I live in East TN not far from Pigeon Forge. The weather fluctuates from mild to cold with some chance of snow. With preparation you can full time in a 5th wheel without too much problem.
In March of 2011 I accepted a new job up in Northern Michigan and decided to take our motorhome to live in until we could find a decent place to rent. When I arrived in Ironwood there was still snow on the ground and the temps were dipping in the low teens, we got 2' of snow in April. Since I was going to be traveling quite a bit I didn't want to rely just on my propane furnace. This issue was compounded by the fact that I did not have full hookups and only 20 amp outlets to plug into. I monitored power consumption often to confirmed consumption.
Here is what I did to try and survive.

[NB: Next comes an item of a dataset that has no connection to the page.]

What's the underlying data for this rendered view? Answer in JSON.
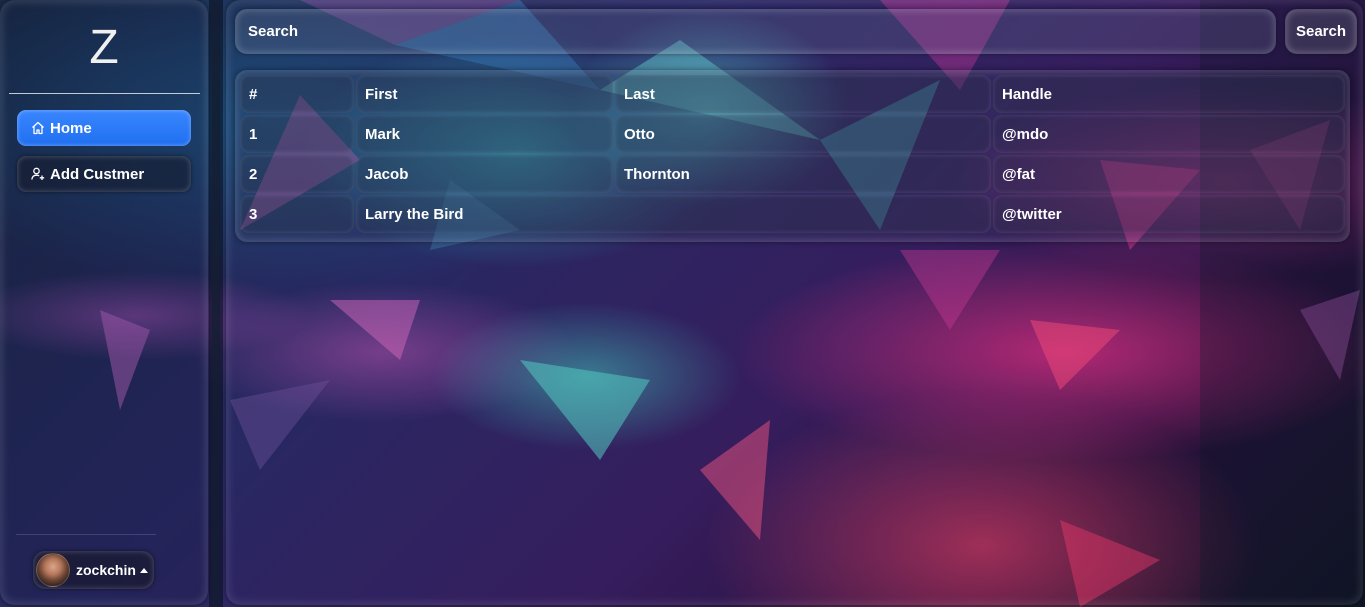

I ran one extension cord into the basement for power and hooked up my house power to the other.
I did not leave my water or sewer connected. I took advantage of the campground shower to limit water consumption in the coach.

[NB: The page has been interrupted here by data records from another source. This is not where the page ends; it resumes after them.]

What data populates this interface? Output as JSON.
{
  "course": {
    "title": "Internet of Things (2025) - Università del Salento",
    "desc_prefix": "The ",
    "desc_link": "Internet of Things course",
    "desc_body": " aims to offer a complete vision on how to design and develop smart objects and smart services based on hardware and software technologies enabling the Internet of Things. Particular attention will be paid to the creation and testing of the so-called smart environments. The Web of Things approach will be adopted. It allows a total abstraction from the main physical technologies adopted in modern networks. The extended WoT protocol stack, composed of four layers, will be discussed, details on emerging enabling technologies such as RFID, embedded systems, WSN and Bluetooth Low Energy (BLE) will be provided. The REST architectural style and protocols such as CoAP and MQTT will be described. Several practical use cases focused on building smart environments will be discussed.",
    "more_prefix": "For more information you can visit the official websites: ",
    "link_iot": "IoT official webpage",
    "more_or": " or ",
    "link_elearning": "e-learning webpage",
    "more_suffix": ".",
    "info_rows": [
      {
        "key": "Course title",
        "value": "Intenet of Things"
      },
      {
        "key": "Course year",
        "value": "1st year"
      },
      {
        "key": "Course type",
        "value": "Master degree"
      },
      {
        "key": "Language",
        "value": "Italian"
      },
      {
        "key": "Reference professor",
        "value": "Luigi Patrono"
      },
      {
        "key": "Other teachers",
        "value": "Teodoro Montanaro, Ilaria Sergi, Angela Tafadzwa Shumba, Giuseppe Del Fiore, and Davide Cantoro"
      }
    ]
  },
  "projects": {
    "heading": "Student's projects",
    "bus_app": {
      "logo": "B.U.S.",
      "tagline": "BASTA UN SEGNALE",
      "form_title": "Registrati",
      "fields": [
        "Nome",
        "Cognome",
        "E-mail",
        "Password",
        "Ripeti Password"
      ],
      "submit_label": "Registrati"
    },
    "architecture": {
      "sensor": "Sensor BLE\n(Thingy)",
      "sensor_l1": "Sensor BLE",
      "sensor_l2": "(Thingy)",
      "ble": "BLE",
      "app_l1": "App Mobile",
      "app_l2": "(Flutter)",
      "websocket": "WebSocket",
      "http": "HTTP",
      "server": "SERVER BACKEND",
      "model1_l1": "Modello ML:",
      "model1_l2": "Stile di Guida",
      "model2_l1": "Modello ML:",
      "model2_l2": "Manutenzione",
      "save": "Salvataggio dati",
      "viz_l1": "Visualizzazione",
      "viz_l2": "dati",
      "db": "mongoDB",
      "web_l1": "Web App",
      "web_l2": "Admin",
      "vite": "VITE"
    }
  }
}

I got a remote temp monitor for my basement so I could monitor the temps.
I ran a small cube heater in the basement, I used a thermostatic plug to control the on/off

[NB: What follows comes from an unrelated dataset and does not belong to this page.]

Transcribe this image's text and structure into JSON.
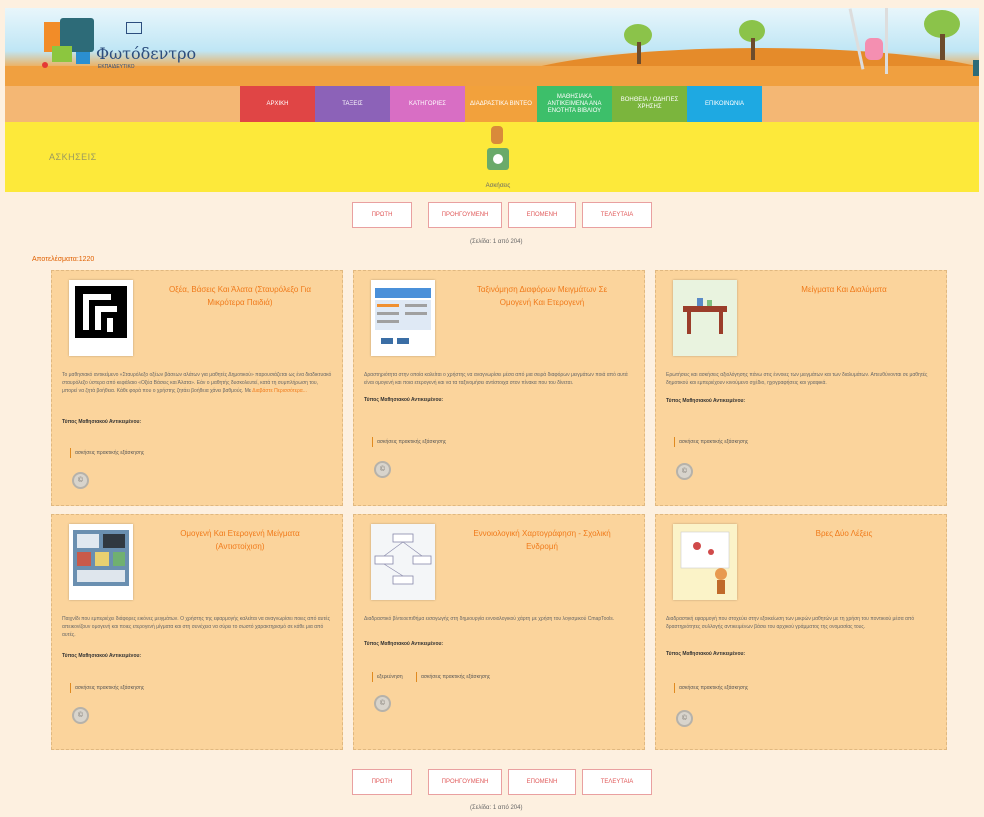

Shop EasyHeat Roof Heat Cable Controller at Lowes.com
These can also be used on water line heat strips.
I sealed up any openings in my basement to prevent air infiltration.
I stuffed a pillow in my fantastic vent opening and sealed the Coolmatic fan as best I could.
I have dual pane windows which do a pretty good job and limiting cold infiltration. My front windshield was a huge problem. I did have some large sun screens that fit the front window, I put some blankets across the front, then the sun screens, and then closed the curtains. It did help with cold infiltration, the reflextix would probably be a good option where you can use them.
I slept under heavy blankest since the cube heater running in the LR wasn't large enough to heat the entire coach, the bedroom would be in the low 30's sometimes in the AM. Most days the temps in the coach were in the 50's, if it got too cold I'd run the furnace to take the chill off. I grew up in Northern Wisconsin so these conditions were familiar to me.